By Ben Ehrenreich
ON THE EVENING of Thursday, November 8 , Anas and Ismail al-Atrash closed up their family’s shoe store in the central West Bank city of Jericho. Before leaving for their home in Hebron, about an hour’s drive south, the brothers called their mother. “She asked me to buy tomatoes and lemons and oranges and cucumbers and potatoes,” recalled Ismail, squeezed between his parents in the sitting room of their three-story house in the Hebron neighborhood of Abu Sneineh. Ismail’s hair was neatly gelled, but his cheeks were unshaven, his eyelids heavy. An uncle sat sprawled across an adjacent sofa, fingering a length of wooden prayer beads.
By Stacy Mitchell and Fred Clements
Small business looms large in American political rhetoric. From the campaign trail to the floor of the U.S. House and Senate, members of Congress love to evoke the diner and dry cleaner, the neighborhood grocer and local hardware store. Ensuring the well-being of Main Street, we might easily assume, is one of their central policy aims.
The legislative track record tells another story. It is one in which the interests of big corporations are dominant, and many laws and regulations seem designed to bend the marketplace in their favor and put small, independent businesses at a competitive disadvantage.
By Nora Gallagher
I ignored the blur in my right eye. About two weeks later, I figured I had time, so I made an appointment with Dr. Lowe, my ophthalmologist, for December 1.
By Brad Lichtenstein
The commons describes a social practice that unleashes people’s capacity to create things together and take their lives and livelihood into their own hands.
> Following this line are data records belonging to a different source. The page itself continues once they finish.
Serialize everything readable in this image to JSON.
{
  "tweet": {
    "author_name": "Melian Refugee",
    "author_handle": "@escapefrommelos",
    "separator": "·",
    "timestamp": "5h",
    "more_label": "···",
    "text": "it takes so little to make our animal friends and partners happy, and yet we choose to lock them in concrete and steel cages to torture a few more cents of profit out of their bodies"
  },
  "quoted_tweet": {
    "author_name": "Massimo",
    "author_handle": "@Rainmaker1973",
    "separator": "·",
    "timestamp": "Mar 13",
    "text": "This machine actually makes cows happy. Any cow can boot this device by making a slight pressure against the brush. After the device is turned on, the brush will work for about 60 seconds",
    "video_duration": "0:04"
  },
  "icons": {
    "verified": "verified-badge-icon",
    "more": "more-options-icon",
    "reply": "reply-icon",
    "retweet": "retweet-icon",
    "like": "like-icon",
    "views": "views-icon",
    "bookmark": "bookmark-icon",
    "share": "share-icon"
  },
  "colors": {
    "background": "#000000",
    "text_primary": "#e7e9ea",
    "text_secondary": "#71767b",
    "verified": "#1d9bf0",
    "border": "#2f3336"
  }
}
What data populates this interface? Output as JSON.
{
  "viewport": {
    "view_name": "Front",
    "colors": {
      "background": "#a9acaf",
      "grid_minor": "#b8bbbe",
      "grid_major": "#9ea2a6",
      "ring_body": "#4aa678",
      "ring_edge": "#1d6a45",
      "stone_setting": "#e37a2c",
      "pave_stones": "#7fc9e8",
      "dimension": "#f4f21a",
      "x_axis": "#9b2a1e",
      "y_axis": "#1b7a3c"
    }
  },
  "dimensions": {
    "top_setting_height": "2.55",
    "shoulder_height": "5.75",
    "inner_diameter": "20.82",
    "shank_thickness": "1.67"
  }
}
It is a social form that has long lived in the shadows of our market culture, but which is now on the rise.
A poem by Maureen N. McLane
Maureen N. McLane’s poem “For You” appeared in the April 27, 2015 issue of The New Yorker. A two-time BMC alum, she is the author of three books of poetry, including 2014 National Book Award finalist This Blue (FSG, 2014). Her book My Poets (FSG, 2012), a hybrid of memoir and criticism, was a finalist for the National Critics Circle Award for autobiography. She teaches at New York University and loves the Adirondacks—Blue Mountain Center in particular.
By Sarah Ladipo Manyika
Earlier this year I decided to read Joe Brainard’s cult classic, I Remember. The book had long intrigued me for I had heard that it was widely taught in creative writing courses and was a favorite of many authors, including several well-known authors whose work I admire. I was immediately drawn to Brainard’s style, each line starting with the words “I remember.” As I read it, I found myself jotting down remembrances of my own, complementing Brainard’s memories of America with my memories of Nigeria.